=== Activity ===
What lines in the records below mention "مغربية"? List them all.
**********
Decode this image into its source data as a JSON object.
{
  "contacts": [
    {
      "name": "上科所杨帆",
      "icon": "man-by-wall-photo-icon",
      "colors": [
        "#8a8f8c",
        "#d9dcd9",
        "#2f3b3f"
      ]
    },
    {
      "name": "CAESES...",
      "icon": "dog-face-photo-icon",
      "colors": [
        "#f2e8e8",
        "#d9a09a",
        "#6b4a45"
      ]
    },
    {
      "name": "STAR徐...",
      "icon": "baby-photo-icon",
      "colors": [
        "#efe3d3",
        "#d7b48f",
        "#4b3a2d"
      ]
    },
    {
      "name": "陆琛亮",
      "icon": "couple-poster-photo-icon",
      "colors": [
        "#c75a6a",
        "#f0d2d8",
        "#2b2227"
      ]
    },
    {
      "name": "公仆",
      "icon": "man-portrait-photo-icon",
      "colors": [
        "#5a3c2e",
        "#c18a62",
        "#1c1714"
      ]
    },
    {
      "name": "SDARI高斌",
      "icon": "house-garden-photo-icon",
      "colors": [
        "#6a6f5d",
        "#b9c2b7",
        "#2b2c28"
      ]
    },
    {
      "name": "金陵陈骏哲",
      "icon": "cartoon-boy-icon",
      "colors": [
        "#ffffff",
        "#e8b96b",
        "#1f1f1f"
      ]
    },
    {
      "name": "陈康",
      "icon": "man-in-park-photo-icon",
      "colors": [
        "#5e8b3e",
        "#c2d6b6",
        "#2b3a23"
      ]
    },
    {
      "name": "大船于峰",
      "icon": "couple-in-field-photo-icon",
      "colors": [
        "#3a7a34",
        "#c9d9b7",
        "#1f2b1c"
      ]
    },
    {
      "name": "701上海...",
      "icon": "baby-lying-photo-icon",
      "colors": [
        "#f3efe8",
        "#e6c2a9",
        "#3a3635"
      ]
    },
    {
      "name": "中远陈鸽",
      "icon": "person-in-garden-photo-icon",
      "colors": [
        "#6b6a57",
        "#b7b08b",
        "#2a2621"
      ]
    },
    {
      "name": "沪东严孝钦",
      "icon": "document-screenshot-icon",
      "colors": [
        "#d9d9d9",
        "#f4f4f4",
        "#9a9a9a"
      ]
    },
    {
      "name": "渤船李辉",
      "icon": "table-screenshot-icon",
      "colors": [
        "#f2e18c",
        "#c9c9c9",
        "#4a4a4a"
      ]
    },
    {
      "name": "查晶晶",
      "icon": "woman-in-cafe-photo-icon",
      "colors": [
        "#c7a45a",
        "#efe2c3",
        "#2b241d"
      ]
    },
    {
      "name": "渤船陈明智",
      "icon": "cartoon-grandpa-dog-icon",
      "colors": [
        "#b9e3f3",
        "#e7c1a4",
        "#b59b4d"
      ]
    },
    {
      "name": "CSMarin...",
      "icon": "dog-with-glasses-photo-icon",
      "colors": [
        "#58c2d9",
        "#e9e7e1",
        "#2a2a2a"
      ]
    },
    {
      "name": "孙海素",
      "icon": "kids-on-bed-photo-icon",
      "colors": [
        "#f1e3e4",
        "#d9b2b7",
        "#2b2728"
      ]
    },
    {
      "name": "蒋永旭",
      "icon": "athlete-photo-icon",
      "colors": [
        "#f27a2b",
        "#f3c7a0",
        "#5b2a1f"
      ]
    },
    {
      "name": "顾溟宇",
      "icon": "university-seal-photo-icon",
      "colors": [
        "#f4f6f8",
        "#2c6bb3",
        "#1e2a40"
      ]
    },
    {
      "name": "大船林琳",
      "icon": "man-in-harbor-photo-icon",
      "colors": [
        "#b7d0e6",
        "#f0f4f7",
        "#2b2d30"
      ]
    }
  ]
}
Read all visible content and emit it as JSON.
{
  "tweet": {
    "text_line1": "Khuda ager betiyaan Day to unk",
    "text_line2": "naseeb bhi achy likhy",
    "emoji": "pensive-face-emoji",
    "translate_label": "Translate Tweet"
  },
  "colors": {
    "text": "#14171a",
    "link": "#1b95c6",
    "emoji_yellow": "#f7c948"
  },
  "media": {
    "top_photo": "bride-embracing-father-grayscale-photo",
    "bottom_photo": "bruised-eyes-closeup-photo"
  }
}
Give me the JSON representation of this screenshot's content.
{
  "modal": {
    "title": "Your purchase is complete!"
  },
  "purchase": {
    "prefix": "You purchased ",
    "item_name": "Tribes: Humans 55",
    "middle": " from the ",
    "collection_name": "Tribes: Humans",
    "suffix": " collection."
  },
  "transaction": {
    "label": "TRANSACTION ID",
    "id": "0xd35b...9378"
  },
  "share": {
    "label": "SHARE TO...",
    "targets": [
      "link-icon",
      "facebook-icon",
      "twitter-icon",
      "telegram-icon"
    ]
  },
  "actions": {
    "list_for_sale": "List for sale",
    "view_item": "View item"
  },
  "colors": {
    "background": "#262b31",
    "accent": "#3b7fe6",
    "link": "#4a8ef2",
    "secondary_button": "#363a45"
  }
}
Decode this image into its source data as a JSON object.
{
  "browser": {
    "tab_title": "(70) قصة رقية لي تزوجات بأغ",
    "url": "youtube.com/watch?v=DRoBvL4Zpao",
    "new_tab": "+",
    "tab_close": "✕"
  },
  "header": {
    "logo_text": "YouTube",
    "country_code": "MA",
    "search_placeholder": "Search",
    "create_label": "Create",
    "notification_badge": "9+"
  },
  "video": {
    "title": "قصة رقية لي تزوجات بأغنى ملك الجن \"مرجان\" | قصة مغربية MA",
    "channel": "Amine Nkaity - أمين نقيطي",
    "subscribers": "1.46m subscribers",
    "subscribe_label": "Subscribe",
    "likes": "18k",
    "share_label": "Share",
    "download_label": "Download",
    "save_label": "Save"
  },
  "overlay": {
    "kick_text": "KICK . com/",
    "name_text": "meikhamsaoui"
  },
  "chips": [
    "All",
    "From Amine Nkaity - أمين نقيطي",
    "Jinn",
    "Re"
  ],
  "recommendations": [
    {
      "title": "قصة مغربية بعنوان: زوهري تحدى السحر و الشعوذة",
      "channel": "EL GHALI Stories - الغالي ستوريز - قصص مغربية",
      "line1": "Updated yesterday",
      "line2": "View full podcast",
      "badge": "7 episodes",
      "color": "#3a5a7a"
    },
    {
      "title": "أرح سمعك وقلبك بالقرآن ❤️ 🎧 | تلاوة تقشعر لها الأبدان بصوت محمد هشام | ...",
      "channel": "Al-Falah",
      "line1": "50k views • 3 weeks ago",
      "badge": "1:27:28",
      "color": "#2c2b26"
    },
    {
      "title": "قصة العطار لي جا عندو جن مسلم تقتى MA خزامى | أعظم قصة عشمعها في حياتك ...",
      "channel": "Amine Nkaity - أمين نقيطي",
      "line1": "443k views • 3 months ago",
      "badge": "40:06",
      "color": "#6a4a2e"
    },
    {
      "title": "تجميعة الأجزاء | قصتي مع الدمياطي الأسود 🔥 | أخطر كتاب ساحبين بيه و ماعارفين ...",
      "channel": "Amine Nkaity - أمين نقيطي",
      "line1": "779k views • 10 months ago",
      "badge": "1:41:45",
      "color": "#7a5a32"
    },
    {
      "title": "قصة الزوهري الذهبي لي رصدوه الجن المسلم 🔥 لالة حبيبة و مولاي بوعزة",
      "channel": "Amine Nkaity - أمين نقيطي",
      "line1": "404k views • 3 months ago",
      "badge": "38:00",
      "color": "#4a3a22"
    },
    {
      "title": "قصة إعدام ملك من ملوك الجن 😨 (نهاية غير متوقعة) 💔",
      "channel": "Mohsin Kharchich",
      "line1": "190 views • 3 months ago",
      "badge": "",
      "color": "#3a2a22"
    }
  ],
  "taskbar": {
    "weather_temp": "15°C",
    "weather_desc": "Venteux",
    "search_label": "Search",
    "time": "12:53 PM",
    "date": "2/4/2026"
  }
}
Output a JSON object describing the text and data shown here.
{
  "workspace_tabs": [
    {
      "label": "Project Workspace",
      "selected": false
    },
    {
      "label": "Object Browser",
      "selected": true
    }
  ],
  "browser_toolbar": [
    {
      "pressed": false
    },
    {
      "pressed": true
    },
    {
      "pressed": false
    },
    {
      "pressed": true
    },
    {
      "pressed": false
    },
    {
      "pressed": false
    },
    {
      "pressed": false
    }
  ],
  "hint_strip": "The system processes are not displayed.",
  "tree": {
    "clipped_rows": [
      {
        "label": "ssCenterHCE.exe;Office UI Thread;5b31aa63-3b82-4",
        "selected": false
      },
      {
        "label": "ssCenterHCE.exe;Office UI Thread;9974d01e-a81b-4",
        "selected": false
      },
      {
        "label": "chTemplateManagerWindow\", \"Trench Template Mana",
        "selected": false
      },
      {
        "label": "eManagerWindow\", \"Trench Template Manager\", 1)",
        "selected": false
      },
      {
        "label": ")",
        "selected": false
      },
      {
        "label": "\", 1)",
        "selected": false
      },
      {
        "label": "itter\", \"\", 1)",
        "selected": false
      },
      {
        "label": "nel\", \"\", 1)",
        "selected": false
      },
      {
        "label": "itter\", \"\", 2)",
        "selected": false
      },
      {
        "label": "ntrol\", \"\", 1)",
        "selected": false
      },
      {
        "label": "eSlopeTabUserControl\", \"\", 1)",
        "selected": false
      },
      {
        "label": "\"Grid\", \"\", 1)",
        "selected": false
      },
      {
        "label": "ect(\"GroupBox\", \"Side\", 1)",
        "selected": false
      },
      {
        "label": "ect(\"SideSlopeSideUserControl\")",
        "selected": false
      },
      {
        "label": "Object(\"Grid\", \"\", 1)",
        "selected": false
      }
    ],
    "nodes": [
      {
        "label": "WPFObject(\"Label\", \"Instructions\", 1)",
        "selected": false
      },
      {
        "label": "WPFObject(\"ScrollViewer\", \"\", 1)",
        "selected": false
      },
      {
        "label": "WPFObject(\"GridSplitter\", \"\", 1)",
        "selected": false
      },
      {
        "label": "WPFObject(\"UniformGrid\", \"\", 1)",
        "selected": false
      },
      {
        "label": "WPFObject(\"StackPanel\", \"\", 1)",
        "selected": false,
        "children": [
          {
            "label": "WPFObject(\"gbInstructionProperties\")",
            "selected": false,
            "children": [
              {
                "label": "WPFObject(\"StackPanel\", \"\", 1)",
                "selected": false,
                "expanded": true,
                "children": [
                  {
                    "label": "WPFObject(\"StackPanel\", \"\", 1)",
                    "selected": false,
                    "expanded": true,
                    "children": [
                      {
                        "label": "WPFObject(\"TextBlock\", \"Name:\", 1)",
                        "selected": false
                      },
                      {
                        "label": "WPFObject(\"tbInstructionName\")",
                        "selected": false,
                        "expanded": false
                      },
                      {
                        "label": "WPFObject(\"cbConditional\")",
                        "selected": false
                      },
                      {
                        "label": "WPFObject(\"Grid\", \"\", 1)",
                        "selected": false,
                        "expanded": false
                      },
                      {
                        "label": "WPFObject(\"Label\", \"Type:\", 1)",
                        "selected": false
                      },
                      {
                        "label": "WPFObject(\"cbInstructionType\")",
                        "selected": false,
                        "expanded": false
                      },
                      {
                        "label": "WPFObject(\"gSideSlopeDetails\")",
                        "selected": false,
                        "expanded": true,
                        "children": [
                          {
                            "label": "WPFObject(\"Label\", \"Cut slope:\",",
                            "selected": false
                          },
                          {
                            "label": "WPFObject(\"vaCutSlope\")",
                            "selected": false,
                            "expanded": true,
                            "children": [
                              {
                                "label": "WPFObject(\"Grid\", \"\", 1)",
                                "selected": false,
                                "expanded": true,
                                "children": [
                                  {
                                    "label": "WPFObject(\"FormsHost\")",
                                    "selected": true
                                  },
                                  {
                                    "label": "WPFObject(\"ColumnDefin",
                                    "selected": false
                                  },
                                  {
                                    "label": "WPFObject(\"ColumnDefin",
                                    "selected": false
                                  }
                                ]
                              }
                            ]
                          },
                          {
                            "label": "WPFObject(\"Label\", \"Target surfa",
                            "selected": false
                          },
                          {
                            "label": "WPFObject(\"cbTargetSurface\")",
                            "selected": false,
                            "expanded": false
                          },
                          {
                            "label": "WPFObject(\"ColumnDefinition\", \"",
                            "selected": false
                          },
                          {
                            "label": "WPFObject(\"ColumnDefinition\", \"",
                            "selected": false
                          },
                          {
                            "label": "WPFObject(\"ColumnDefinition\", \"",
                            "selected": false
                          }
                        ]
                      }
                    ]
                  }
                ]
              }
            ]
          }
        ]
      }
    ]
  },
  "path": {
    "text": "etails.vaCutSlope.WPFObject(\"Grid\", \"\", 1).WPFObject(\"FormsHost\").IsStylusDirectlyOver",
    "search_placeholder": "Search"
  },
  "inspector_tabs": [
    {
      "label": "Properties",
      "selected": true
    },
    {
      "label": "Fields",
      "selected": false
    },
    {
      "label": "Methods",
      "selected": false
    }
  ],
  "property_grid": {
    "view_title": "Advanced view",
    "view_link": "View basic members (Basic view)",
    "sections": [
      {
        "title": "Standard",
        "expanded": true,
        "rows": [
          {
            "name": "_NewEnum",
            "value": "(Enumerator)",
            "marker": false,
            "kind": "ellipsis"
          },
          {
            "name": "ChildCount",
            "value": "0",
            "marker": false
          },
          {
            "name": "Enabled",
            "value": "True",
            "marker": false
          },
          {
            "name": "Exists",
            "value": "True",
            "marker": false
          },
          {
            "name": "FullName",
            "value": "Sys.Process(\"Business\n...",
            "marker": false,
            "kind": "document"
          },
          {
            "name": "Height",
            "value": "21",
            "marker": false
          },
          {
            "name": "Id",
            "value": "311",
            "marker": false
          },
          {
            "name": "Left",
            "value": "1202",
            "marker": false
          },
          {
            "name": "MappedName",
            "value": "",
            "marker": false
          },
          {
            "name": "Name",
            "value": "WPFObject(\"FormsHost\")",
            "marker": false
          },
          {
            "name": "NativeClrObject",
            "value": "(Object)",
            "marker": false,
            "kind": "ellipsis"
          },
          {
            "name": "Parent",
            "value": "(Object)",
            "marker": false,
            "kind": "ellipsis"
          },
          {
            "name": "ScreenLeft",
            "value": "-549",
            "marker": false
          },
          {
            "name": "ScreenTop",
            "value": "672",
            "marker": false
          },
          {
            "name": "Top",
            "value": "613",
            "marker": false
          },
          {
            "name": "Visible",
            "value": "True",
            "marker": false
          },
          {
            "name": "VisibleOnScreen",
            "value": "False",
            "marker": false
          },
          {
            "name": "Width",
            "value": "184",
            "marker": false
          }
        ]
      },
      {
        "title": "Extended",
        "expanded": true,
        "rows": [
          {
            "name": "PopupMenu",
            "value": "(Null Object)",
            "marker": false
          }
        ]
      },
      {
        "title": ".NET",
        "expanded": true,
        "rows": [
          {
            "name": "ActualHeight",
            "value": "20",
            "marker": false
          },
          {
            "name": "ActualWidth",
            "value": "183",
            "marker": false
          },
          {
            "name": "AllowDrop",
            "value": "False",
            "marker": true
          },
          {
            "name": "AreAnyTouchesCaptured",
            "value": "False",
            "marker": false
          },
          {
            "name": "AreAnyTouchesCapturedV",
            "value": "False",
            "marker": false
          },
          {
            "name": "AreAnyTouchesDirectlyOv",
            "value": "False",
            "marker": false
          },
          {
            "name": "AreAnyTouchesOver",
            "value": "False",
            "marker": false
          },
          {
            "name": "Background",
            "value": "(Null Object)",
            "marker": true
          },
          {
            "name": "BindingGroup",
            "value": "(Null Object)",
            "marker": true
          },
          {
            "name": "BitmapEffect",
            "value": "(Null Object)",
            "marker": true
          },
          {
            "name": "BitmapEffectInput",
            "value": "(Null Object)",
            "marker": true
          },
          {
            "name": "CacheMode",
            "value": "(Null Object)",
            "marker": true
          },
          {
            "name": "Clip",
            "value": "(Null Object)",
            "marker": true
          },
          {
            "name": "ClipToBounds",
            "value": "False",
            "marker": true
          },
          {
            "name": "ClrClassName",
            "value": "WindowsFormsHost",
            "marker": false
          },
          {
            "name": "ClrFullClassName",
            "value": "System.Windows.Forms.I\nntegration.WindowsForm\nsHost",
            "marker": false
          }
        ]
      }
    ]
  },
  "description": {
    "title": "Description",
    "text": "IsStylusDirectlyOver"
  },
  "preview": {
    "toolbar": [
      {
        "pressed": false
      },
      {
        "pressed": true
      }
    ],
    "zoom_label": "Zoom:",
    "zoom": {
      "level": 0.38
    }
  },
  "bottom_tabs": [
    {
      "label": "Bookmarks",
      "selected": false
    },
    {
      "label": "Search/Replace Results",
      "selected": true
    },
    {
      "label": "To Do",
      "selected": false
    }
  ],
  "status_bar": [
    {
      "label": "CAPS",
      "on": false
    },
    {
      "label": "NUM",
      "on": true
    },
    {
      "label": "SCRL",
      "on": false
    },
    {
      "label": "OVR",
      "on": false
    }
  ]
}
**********
=== Solution to the problem ===
    "title": "قصة رقية لي تزوجات بأغنى ملك الجن \"مرجان\" | قصة مغربية MA",
      "title": "قصة مغربية بعنوان: زوهري تحدى السحر و الشعوذة",
      "channel": "EL GHALI Stories - الغالي ستوريز - قصص مغربية",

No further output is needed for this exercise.